::: Study material :::

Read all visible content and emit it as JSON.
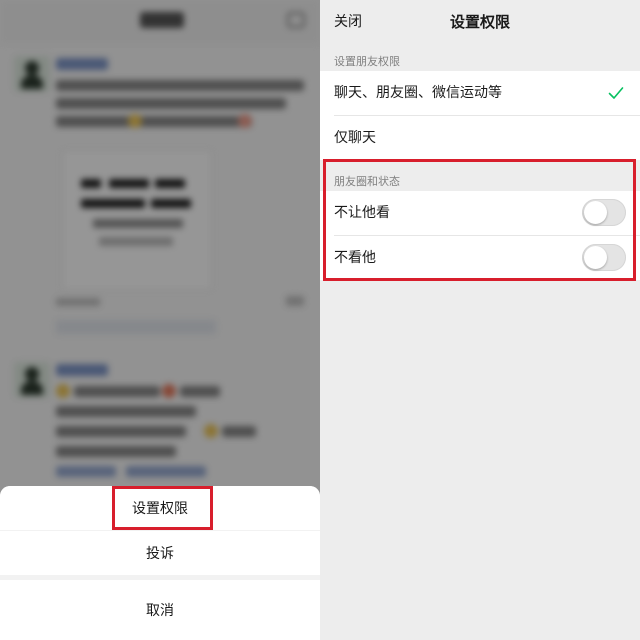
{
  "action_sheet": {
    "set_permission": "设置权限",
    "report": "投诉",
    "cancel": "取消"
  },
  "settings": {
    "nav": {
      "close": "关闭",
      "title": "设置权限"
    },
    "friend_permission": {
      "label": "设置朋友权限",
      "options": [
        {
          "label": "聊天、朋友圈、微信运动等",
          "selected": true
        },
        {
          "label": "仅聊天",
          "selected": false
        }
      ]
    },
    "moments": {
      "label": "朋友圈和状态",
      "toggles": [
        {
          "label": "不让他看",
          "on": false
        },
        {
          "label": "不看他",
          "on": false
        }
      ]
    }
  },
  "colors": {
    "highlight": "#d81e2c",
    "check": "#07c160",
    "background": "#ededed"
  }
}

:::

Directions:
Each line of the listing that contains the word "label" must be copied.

Response for this exercise:
      "label": "设置朋友权限",
          "label": "聊天、朋友圈、微信运动等",
          "label": "仅聊天",
      "label": "朋友圈和状态",
          "label": "不让他看",
          "label": "不看他",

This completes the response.